The problem:
When a record contains an image, skip the image and retype the rest of that record exactly.

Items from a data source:
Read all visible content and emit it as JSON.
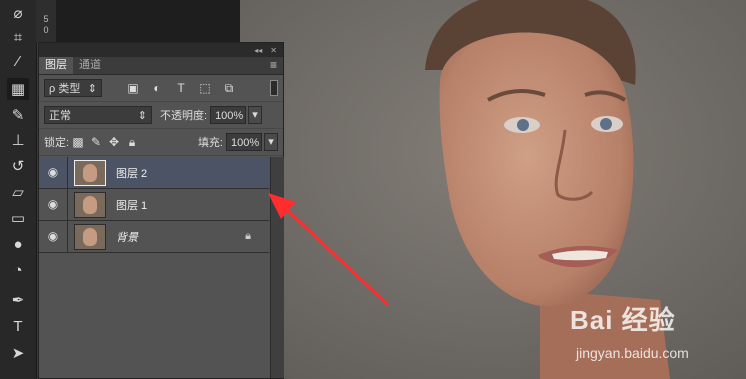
{
  "toolbar": {
    "tools": [
      "lasso-icon",
      "crop-icon",
      "eyedropper-icon",
      "patch-icon",
      "brush-icon",
      "stamp-icon",
      "history-brush-icon",
      "eraser-icon",
      "gradient-icon",
      "blur-icon",
      "dodge-icon",
      "pen-icon",
      "type-icon",
      "path-select-icon"
    ],
    "ruler_marks": [
      "5",
      "0"
    ]
  },
  "panel": {
    "collapse_glyph": "◂◂",
    "close_glyph": "✕",
    "tabs": [
      {
        "label": "图层",
        "active": true
      },
      {
        "label": "通道",
        "active": false
      }
    ],
    "menu_glyph": "≡",
    "filter": {
      "label": "ρ 类型",
      "arrow": "⇕"
    },
    "blend_mode": {
      "value": "正常",
      "arrow": "⇕"
    },
    "opacity": {
      "label": "不透明度:",
      "value": "100%",
      "arrow": "▾"
    },
    "lock_label": "锁定:",
    "fill": {
      "label": "填充:",
      "value": "100%",
      "arrow": "▾"
    },
    "layers": [
      {
        "name": "图层 2",
        "selected": true,
        "locked": false
      },
      {
        "name": "图层 1",
        "selected": false,
        "locked": false
      },
      {
        "name": "背景",
        "selected": false,
        "locked": true
      }
    ]
  },
  "watermark": {
    "brand": "Bai 经验",
    "url": "jingyan.baidu.com"
  },
  "colors": {
    "panel": "#535353",
    "selected_layer": "#4c5365",
    "arrow": "#ff2d2d"
  }
}
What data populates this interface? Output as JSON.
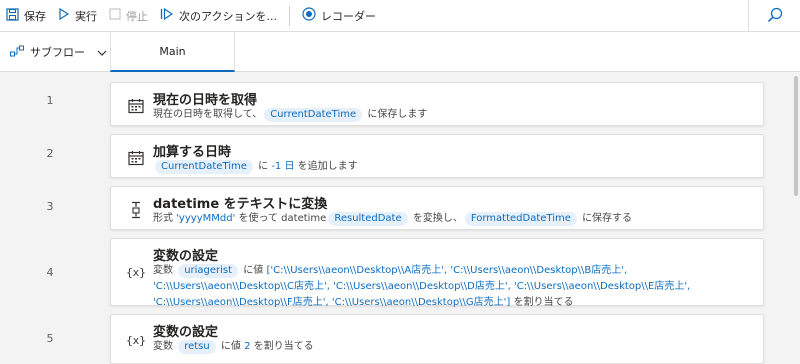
{
  "toolbar": {
    "save": "保存",
    "run": "実行",
    "stop": "停止",
    "next_action": "次のアクションを...",
    "recorder": "レコーダー"
  },
  "tabs": {
    "subflow": "サブフロー",
    "main": "Main"
  },
  "colors": {
    "accent": "#0f6cbd",
    "variable_bg": "#e6f0fb",
    "canvas_bg": "#f3f3f3"
  },
  "actions": [
    {
      "line": "1",
      "icon": "calendar-icon",
      "title": "現在の日時を取得",
      "desc": {
        "p1": "現在の日時を取得して、",
        "v1": "CurrentDateTime",
        "p2": "に保存します"
      }
    },
    {
      "line": "2",
      "icon": "calendar-icon",
      "title": "加算する日時",
      "desc": {
        "v1": "CurrentDateTime",
        "p1": "に",
        "lit1": "-1 日",
        "p2": "を追加します"
      }
    },
    {
      "line": "3",
      "icon": "convert-icon",
      "title": "datetime をテキストに変換",
      "desc": {
        "p1": "形式",
        "lit1": "'yyyyMMdd'",
        "p2": "を使って datetime",
        "v1": "ResultedDate",
        "p3": "を変換し、",
        "v2": "FormattedDateTime",
        "p4": "に保存する"
      }
    },
    {
      "line": "4",
      "icon": "variable-icon",
      "title": "変数の設定",
      "desc": {
        "p1": "変数",
        "v1": "uriagerist",
        "p2": "に値",
        "lit1": "['C:\\\\Users\\\\aeon\\\\Desktop\\\\A店売上', 'C:\\\\Users\\\\aeon\\\\Desktop\\\\B店売上', 'C:\\\\Users\\\\aeon\\\\Desktop\\\\C店売上', 'C:\\\\Users\\\\aeon\\\\Desktop\\\\D店売上', 'C:\\\\Users\\\\aeon\\\\Desktop\\\\E店売上', 'C:\\\\Users\\\\aeon\\\\Desktop\\\\F店売上', 'C:\\\\Users\\\\aeon\\\\Desktop\\\\G店売上']",
        "p3": "を割り当てる"
      }
    },
    {
      "line": "5",
      "icon": "variable-icon",
      "title": "変数の設定",
      "desc": {
        "p1": "変数",
        "v1": "retsu",
        "p2": "に値",
        "lit1": "2",
        "p3": "を割り当てる"
      }
    }
  ]
}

Response to the exercise:
Read all visible content and emit it as JSON.
{
  "toolbar": {
    "tools": [
      "lasso-icon",
      "crop-icon",
      "eyedropper-icon",
      "patch-icon",
      "brush-icon",
      "stamp-icon",
      "history-brush-icon",
      "eraser-icon",
      "gradient-icon",
      "blur-icon",
      "dodge-icon",
      "pen-icon",
      "type-icon",
      "path-select-icon"
    ],
    "ruler_marks": [
      "5",
      "0"
    ]
  },
  "panel": {
    "collapse_glyph": "◂◂",
    "close_glyph": "✕",
    "tabs": [
      {
        "label": "图层",
        "active": true
      },
      {
        "label": "通道",
        "active": false
      }
    ],
    "menu_glyph": "≡",
    "filter": {
      "label": "ρ 类型",
      "arrow": "⇕"
    },
    "blend_mode": {
      "value": "正常",
      "arrow": "⇕"
    },
    "opacity": {
      "label": "不透明度:",
      "value": "100%",
      "arrow": "▾"
    },
    "lock_label": "锁定:",
    "fill": {
      "label": "填充:",
      "value": "100%",
      "arrow": "▾"
    },
    "layers": [
      {
        "name": "图层 2",
        "selected": true,
        "locked": false
      },
      {
        "name": "图层 1",
        "selected": false,
        "locked": false
      },
      {
        "name": "背景",
        "selected": false,
        "locked": true
      }
    ]
  },
  "watermark": {
    "brand": "Bai 经验",
    "url": "jingyan.baidu.com"
  },
  "colors": {
    "panel": "#535353",
    "selected_layer": "#4c5365",
    "arrow": "#ff2d2d"
  }
}
What data populates this interface? Output as JSON.
{
  "toolbar": {
    "save": "保存",
    "run": "実行",
    "stop": "停止",
    "next_action": "次のアクションを...",
    "recorder": "レコーダー"
  },
  "tabs": {
    "subflow": "サブフロー",
    "main": "Main"
  },
  "colors": {
    "accent": "#0f6cbd",
    "variable_bg": "#e6f0fb",
    "canvas_bg": "#f3f3f3"
  },
  "actions": [
    {
      "line": "1",
      "icon": "calendar-icon",
      "title": "現在の日時を取得",
      "desc": {
        "p1": "現在の日時を取得して、",
        "v1": "CurrentDateTime",
        "p2": "に保存します"
      }
    },
    {
      "line": "2",
      "icon": "calendar-icon",
      "title": "加算する日時",
      "desc": {
        "v1": "CurrentDateTime",
        "p1": "に",
        "lit1": "-1 日",
        "p2": "を追加します"
      }
    },
    {
      "line": "3",
      "icon": "convert-icon",
      "title": "datetime をテキストに変換",
      "desc": {
        "p1": "形式",
        "lit1": "'yyyyMMdd'",
        "p2": "を使って datetime",
        "v1": "ResultedDate",
        "p3": "を変換し、",
        "v2": "FormattedDateTime",
        "p4": "に保存する"
      }
    },
    {
      "line": "4",
      "icon": "variable-icon",
      "title": "変数の設定",
      "desc": {
        "p1": "変数",
        "v1": "uriagerist",
        "p2": "に値",
        "lit1": "['C:\\\\Users\\\\aeon\\\\Desktop\\\\A店売上', 'C:\\\\Users\\\\aeon\\\\Desktop\\\\B店売上', 'C:\\\\Users\\\\aeon\\\\Desktop\\\\C店売上', 'C:\\\\Users\\\\aeon\\\\Desktop\\\\D店売上', 'C:\\\\Users\\\\aeon\\\\Desktop\\\\E店売上', 'C:\\\\Users\\\\aeon\\\\Desktop\\\\F店売上', 'C:\\\\Users\\\\aeon\\\\Desktop\\\\G店売上']",
        "p3": "を割り当てる"
      }
    },
    {
      "line": "5",
      "icon": "variable-icon",
      "title": "変数の設定",
      "desc": {
        "p1": "変数",
        "v1": "retsu",
        "p2": "に値",
        "lit1": "2",
        "p3": "を割り当てる"
      }
    }
  ]
}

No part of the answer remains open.